Norton Rose Fulbright represented Mitchell Mansfield, an Australian citizen but who now resides in and works in Singapore, of Borelli Walsh in a successful appeal before the Administrative Appeals Tribunal (AAT) in relation to his application for registration as a liquidator.
The appeal raises significant issues about the new statutory regime for the registration of liquidators following the reforms introduced by the Insolvency Law Reform Act 2016 (Cth) (ILRA) and is the first case before the AAT where the operation of the new regime has been considered. Deputy President J Redfern (Redfern DP) handed down her decision and reasons for decision on 5 June 2018.
New statutory scheme for registration of liquidators
Pursuant to the reforms introduced by ILRA, an applicant seeking to become a registered liquidator is required to apply to the Australian Securities and Investments Commission (ASIC). ASIC in turn refers the application to a specially convened committee (Committee) under section 20-10 of the Insolvency Practice Schedule (Corporations) (Corporations Schedule) for determination of the application against criteria specified in subsection 20-20(4) of the Corporations Schedule.
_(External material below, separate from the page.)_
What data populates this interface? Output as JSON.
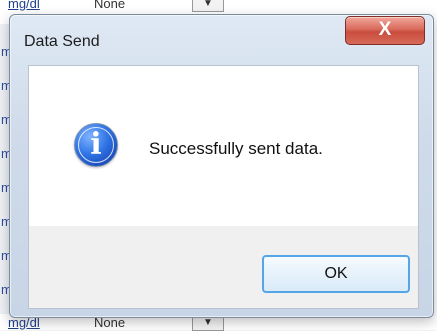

The Committee is comprised of a delegate of ASIC, a registered liquidator chosen by the Australian Restructuring Insolvency and Turnaround Association (ARITA) and an appointee of the Minister for Revenue and Financial Services. The Insolvency Practice Rules (Corporations) 2016 (Cth) (Corporations Rules) prescribe the standard of qualifications, experience, knowledge and abilities required for the purposes of 20-20(4)(a) of the Corporations Schedule. Continue Reading